I am pretty good about not letting my mind get the better of me, but sometimes, in the still and quiet of the very early morning, I fall into the trap that is my mind and feel the pangs of failure.  I feel the sadness.  I feel so much regret… not that I tried, but that I failed.  I absolutely hate how cocky I was; I’m so terribly embarrassed.  I didn’t think I was cocky at the time but I did not personally know a thing about pregnancy loss. I just assumed that my body would do what it’s always done and I’d give these parents a baby.  Instead, I failed.

I don’t know.  I am not sure that talking to someone would make all that go away.  I think it is one of the things I just have to ride out.  I just have to process through it and, while I am not a professional, I think I’m doing it in a healthy way… I guess.

Another struggle with this process is that I was just dropped… like a bad habit (though maybe that isn’t fair either?).  By the IP’s, by the CA Clinic, by the agency.  I have spent the last year in almost daily contact with some of these people planning and prepping only to have it all halt so terribly fast.  I think its this abrupt stop of communication that feeds that negative mentality.  “These people didn’t care about me, I was just a tool to them” and I feel used and dirty.

Though what is anyone supposed to say in this situation?  And really, what is anyone going to say that hasn’t already been said- none of it stopped the hurt and emptiness I feel anyway.  Again, I think I just have to get through it.

So, as the saying goes: “When you’re going through hell… keep going!”


I feel it’s important to note that my day to day is not entirely consumed with this negativity.  It IS knocking around in my brain constantly, but only those dearest to me would ever note the lingering sadness.  Most people, taking a cursory glance, would believe I was recovering nicely or perhaps even completely recovered… and… maybe… I am. 

HCG- 6 weeks post D&C

This post contains crazy TMI female cycle info.
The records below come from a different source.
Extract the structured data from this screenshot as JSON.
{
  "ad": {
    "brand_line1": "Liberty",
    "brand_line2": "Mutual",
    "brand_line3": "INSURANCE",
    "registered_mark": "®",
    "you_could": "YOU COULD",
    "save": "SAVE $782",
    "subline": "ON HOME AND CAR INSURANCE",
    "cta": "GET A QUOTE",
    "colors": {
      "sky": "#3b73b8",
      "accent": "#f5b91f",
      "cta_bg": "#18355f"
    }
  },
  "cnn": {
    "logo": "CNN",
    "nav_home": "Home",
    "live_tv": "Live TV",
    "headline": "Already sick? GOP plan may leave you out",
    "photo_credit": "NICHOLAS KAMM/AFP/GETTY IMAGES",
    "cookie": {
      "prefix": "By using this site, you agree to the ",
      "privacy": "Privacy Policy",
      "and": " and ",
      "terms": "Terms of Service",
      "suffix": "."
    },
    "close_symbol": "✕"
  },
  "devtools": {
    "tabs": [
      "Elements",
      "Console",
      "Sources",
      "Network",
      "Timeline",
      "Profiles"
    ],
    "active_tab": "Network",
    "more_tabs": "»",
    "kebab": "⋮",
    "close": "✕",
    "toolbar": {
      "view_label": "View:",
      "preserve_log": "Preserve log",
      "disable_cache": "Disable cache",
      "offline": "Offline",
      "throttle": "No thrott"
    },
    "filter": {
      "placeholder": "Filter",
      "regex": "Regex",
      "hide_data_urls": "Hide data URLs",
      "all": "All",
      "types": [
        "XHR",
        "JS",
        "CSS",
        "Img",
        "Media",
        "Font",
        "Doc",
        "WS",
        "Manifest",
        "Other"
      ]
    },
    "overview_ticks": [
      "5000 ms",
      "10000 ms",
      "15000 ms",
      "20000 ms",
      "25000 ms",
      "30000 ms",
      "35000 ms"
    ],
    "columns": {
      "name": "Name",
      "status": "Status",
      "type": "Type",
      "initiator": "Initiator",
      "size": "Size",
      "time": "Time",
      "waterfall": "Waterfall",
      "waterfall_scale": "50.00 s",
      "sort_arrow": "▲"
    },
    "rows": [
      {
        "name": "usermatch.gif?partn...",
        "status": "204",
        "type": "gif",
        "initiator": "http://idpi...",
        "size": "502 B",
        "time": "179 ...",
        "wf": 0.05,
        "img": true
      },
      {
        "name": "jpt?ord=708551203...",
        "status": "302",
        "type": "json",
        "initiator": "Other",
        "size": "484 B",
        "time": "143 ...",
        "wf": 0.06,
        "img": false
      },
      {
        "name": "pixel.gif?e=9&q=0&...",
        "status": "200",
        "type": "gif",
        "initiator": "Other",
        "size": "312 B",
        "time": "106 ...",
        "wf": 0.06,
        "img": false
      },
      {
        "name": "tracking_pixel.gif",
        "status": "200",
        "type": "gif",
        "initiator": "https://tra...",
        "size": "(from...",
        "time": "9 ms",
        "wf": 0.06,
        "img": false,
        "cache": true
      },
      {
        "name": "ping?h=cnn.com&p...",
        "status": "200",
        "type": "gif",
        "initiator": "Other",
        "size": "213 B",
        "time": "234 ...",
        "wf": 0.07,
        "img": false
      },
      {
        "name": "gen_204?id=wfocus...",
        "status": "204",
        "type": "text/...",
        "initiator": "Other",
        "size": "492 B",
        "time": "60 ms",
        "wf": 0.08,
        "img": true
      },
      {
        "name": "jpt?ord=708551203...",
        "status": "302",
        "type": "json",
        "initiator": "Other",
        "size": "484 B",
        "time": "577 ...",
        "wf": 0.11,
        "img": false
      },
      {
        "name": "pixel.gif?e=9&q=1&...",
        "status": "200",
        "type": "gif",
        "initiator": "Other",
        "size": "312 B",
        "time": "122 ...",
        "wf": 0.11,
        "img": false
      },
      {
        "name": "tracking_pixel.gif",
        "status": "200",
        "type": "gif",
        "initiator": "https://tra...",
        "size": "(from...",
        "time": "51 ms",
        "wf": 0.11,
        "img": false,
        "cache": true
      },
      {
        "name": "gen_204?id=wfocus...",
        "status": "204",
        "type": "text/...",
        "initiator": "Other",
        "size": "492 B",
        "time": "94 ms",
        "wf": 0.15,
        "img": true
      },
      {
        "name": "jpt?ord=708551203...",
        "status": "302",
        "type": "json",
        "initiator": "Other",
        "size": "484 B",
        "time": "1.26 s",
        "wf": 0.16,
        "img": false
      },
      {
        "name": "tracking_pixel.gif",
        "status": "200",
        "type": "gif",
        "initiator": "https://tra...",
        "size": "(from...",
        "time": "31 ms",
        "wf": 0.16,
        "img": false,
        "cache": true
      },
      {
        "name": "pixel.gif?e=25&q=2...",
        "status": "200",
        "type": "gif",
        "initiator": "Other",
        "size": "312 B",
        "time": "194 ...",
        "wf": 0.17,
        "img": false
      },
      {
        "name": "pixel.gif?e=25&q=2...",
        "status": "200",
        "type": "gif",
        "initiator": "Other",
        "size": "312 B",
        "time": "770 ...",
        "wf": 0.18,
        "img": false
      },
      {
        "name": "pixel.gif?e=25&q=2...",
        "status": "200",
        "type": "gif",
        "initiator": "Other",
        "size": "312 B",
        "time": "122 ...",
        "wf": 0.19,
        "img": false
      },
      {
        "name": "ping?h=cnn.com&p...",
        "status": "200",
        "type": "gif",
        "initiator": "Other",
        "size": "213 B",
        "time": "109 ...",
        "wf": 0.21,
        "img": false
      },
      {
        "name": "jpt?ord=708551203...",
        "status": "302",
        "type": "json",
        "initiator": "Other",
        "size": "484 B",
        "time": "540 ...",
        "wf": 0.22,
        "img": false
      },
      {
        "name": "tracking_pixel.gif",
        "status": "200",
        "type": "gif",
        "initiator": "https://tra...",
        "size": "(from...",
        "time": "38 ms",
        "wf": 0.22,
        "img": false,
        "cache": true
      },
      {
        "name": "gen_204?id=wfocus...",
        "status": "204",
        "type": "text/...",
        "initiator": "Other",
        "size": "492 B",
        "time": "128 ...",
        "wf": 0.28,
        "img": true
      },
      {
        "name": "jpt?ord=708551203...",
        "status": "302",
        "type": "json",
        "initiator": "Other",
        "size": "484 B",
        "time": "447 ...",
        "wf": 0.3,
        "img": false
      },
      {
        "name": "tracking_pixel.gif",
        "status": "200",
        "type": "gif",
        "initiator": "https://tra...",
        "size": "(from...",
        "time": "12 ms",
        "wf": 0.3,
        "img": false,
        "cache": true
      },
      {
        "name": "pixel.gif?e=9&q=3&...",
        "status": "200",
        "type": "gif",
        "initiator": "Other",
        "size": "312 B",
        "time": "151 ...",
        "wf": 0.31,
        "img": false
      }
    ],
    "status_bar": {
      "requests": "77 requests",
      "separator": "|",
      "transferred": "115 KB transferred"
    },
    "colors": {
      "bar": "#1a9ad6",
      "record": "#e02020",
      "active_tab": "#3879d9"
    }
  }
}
Feel free to skip. I only provide it because my google searches were fruitless and annoying!

A couple of reminders and info in case this is the first thing you’re reading: We were 11 weeks pregnant in our surrogate journey (I was the gestational carrier) when the baby’s heart stopped and we all decided to do a D&C.

Here are my dates on the decline of HCG (again, without betas, I am guessing here based on tracking on pee sticks).

Dec. 5 2017 Dr. declared miscarriage.  We were probably just at the peak/height of HCG.

Dec. 7 2017 D&C

Dec. 8-19 NO bleeding. Not even a spot after the procedure.

Dec. 19-22 spotting (brown discharge like the end of a period)

Dec. 23 “I think I’m dying” blood clots then nada (bleeding stops). Earlier in the day I peed on a test and it was faint but very much still there.

Dec. 26- I would swear a trillion times over that I ovulated from my left ovary?!! But who knows. Pee stick 3 days before was blazing positive still (though not as strong as the control line) which means HCG was probably in the 100 mil range. Give or take. Sources are NOT reliable on whether or not it’s possible to ovulate when HCG is still in your system. So who actually knows?!?

Jan. 4th- HCG still registering on pregnancy test. But ever so very faint. I am 4 weeks exactly from the D&C.

Jan. 5th- I start my period. If I DID ovulate when I thought I did, that would mean my Luteal phase was only 10 days. 🤔 no worries. I’m definitely not trying to be pregnant.

Jan. 5-12th- heavier period than normal and much longer than normal. The last few days were more than spotting but very brown.

Tonight- 2 days shy of 6 weeks post D&C and my pee stick looks like this:

To the untrained eye- this would look negative. But zoom in on that sucker a little and you can see the faintest little hint of a line. So- I would bet, if I were a gambling woman, on two things:

  1. My HCG is probably in the teens right now.
  2. Next week, on Thursday, if I were to get a beta drawn, I bet it would be under 5 (which means NOT pregnant) OR, since I won’t get a beta, my pee test will be 100% not registering. 🤞🏻🤞🏻

So- there all that is.

Patience has never been my strong suit. Perhaps that’s the lesson here- I’m being tested by the universe right now and until I can just “let go” I’m going to keep getting really shitty and tough situations thrown at me?

I get it.

I give! I give!